Meeting and greeting Tampa Republicans Saturday, GOP candidate for Florida governor Ron DeSantis gave a speech devoted almost entirely to attacking and mischaracterizing his Democratic opponent, Andrew Gillum, saying little about his own plans or ideas for governing Florida.

The event capped a day of campaigning in Central Florida for DeSantis, including a news conference with Puerto Rican backers in Orlando and a rally at The Villages retirement community.

In Tampa, an enthusiastic crowd made up largely of grass-roots campaign workers crammed into a tiny GOP campaign office suite for an appearance by DeSantis, his wife Casey and Rep. Matt Gaetz, R-Fort Walton Beach.

For about 20 minutes, they heard DeSantis launch one attack after another.

DeSantis used the same attack themes, many of them distorted or false, that have been a staple of ads run on his behalf against Gillum by Republican Party organizations.

He said Gillum is a socialist who's hostile to law enforcement, intends to take away people's Medicare and veterans' health benefits, has made Tallahassee "the most crime-ridden city in Florida," and plans "a 40 percent tax increase" for Florida.

"I'm the only candidate (for governor) who can credibly say he's not under investigation by the FBI," he added, referring to an investigation of Tallahassee city government.

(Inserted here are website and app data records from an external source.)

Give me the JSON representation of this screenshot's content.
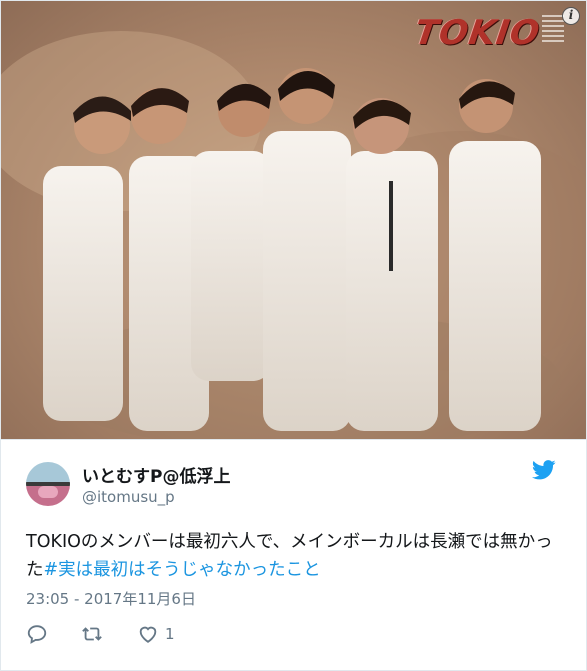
{
  "photo": {
    "logo_text": "TOKIO",
    "info_icon": "info-icon"
  },
  "tweet": {
    "display_name": "いとむすP@低浮上",
    "handle": "@itomusu_p",
    "text_plain": "TOKIOのメンバーは最初六人で、メインボーカルは長瀬では無かった",
    "hashtag": "#実は最初はそうじゃなかったこと",
    "timestamp": "23:05 - 2017年11月6日",
    "like_count": "1"
  },
  "icons": {
    "brand": "twitter-bird-icon",
    "reply": "reply-icon",
    "retweet": "retweet-icon",
    "like": "heart-icon"
  },
  "colors": {
    "brand_blue": "#1da1f2",
    "hashtag_blue": "#1b95e0",
    "muted_text": "#657786",
    "logo_red": "#b0322a"
  }
}
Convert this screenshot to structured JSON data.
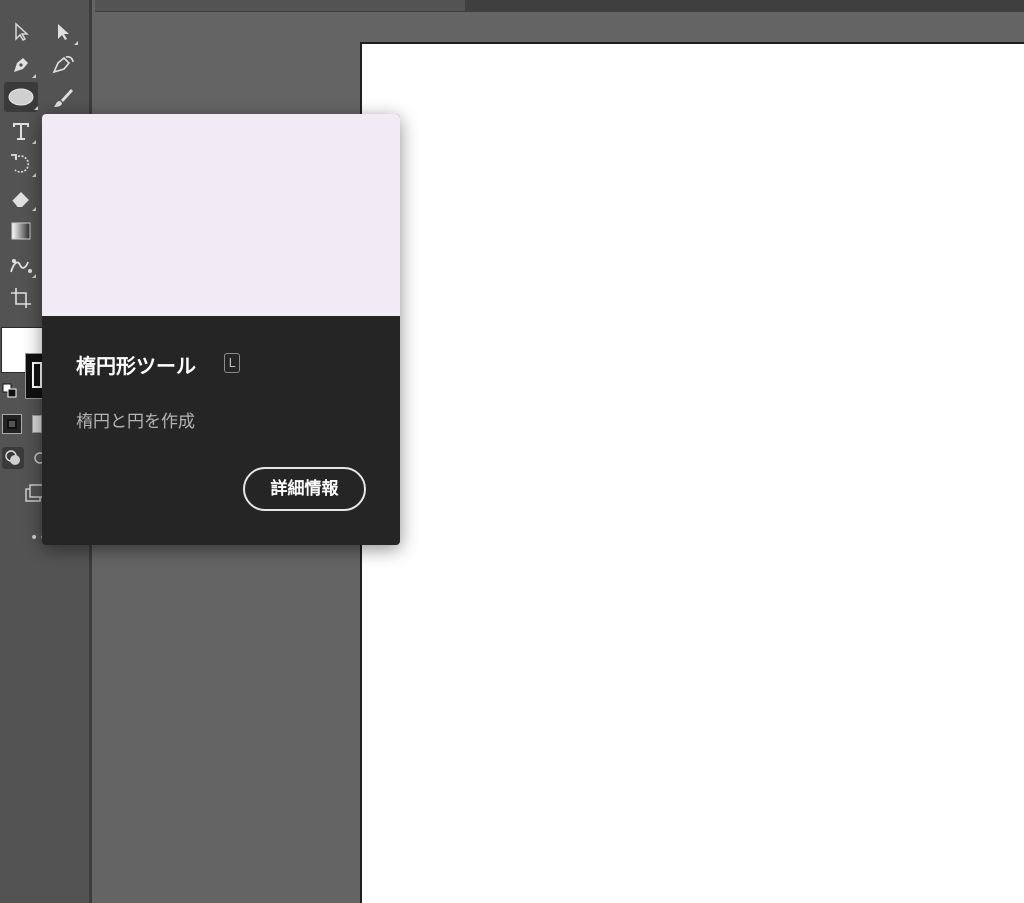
{
  "tooltip": {
    "title": "楕円形ツール",
    "shortcut": "L",
    "description": "楕円と円を作成",
    "details_label": "詳細情報",
    "preview_color": "#f1ebf6"
  },
  "toolbar": {
    "tools": [
      "selection-icon",
      "direct-selection-icon",
      "pen-icon",
      "curvature-icon",
      "ellipse-icon",
      "paintbrush-icon",
      "type-icon",
      "rotate-icon",
      "eraser-icon",
      "gradient-icon",
      "puppet-warp-icon",
      "artboard-icon"
    ],
    "fill_color": "#ffffff",
    "stroke_color": "#111111"
  },
  "canvas": {
    "background": "#646464",
    "artboard_color": "#ffffff"
  }
}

In fact, there's no indication that Gillum is a target of the investigation, Politifact has reported.

Gillum's proposed increase in the corporate income tax, from 5.5 to 7.5 percent, would apply to a small fraction of Florida businesses, most of which are exempt.

And overall crime hit a five-year low in 2017 Tallahassee and has dropped further this year, despite a record number of murders in 2017.

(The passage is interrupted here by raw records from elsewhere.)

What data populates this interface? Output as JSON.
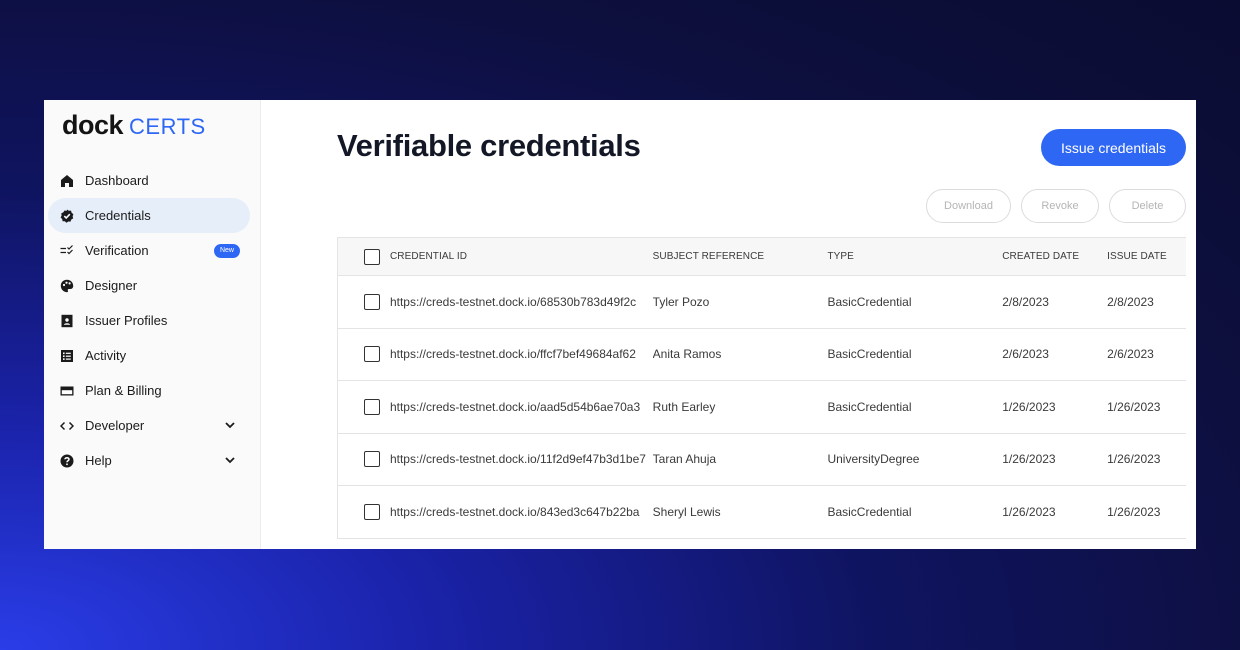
{
  "brand": {
    "name": "dock",
    "product": "CERTS",
    "accent": "#2f67f5"
  },
  "sidebar": {
    "items": [
      {
        "label": "Dashboard",
        "icon": "home-icon"
      },
      {
        "label": "Credentials",
        "icon": "badge-check-icon",
        "active": true
      },
      {
        "label": "Verification",
        "icon": "verification-list-icon",
        "badge": "New"
      },
      {
        "label": "Designer",
        "icon": "palette-icon"
      },
      {
        "label": "Issuer Profiles",
        "icon": "profile-card-icon"
      },
      {
        "label": "Activity",
        "icon": "activity-list-icon"
      },
      {
        "label": "Plan & Billing",
        "icon": "credit-card-icon"
      },
      {
        "label": "Developer",
        "icon": "code-icon",
        "expandable": true
      },
      {
        "label": "Help",
        "icon": "help-icon",
        "expandable": true
      }
    ]
  },
  "main": {
    "title": "Verifiable credentials",
    "primary_action": "Issue credentials",
    "actions": {
      "download": "Download",
      "revoke": "Revoke",
      "delete": "Delete"
    }
  },
  "table": {
    "headers": {
      "credential_id": "CREDENTIAL ID",
      "subject": "SUBJECT REFERENCE",
      "type": "TYPE",
      "created": "CREATED DATE",
      "issue": "ISSUE DATE"
    },
    "rows": [
      {
        "id": "https://creds-testnet.dock.io/68530b783d49f2c",
        "subject": "Tyler Pozo",
        "type": "BasicCredential",
        "created": "2/8/2023",
        "issue": "2/8/2023"
      },
      {
        "id": "https://creds-testnet.dock.io/ffcf7bef49684af62",
        "subject": "Anita Ramos",
        "type": "BasicCredential",
        "created": "2/6/2023",
        "issue": "2/6/2023"
      },
      {
        "id": "https://creds-testnet.dock.io/aad5d54b6ae70a3",
        "subject": "Ruth Earley",
        "type": "BasicCredential",
        "created": "1/26/2023",
        "issue": "1/26/2023"
      },
      {
        "id": "https://creds-testnet.dock.io/11f2d9ef47b3d1be7",
        "subject": "Taran Ahuja",
        "type": "UniversityDegree",
        "created": "1/26/2023",
        "issue": "1/26/2023"
      },
      {
        "id": "https://creds-testnet.dock.io/843ed3c647b22ba",
        "subject": "Sheryl Lewis",
        "type": "BasicCredential",
        "created": "1/26/2023",
        "issue": "1/26/2023"
      }
    ]
  }
}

DeSantis said Gillum has adopted anti-law enforcement and anti-Israel positions of a leftist group called the Dream Defenders, which says money should be diverted from prisons and law enforcement into social welfare programs.

Gillum has supported the group, formed after the Trayvon Martin shooting, but both he and the organization say he differs from many of their positions.

DeSantis heavily emphasized attacks on Gillum's support for "Medicare for all" proposals popular with some Democrats.

Under such a plan, he said, recipients of Medicare and the military's TRICARE health care program would "get dumped on a single-payer (system)," which would "force them on a government plan."

Medicare and TRICARE are both government health plans involving a single payer – the federal government – plus participant co-pays and taxes. The most prominent "Medicare for all" proposal, by former presidential candidate Bernie Sanders, would expand Medicare benefits.

DeSantis hasn't published a detailed health care plan of his own. Asked about his ideas, he took another shot at Gillum.

"I will fight taking away people's employer-provided plans," he said. "People are earning these benefits. (Gillum) wants to take those away and he wants to dump them on a government plan against their will."

"The approach has got to be recognizing that the costs have been out of control. I want to do right-to-shop, right-to-know, right-to-buy," he said. "We need the incentives to be for the costs to go down."

Closing his speech, DeSantis touted one of the top reasons behind his candidacy: "In the words of the big guy at 1600 Pennsylvania Avenue – remember Ron DeSantis, a great leader, proud veteran, a tough brilliant cookie who'd make a great governor of Florida."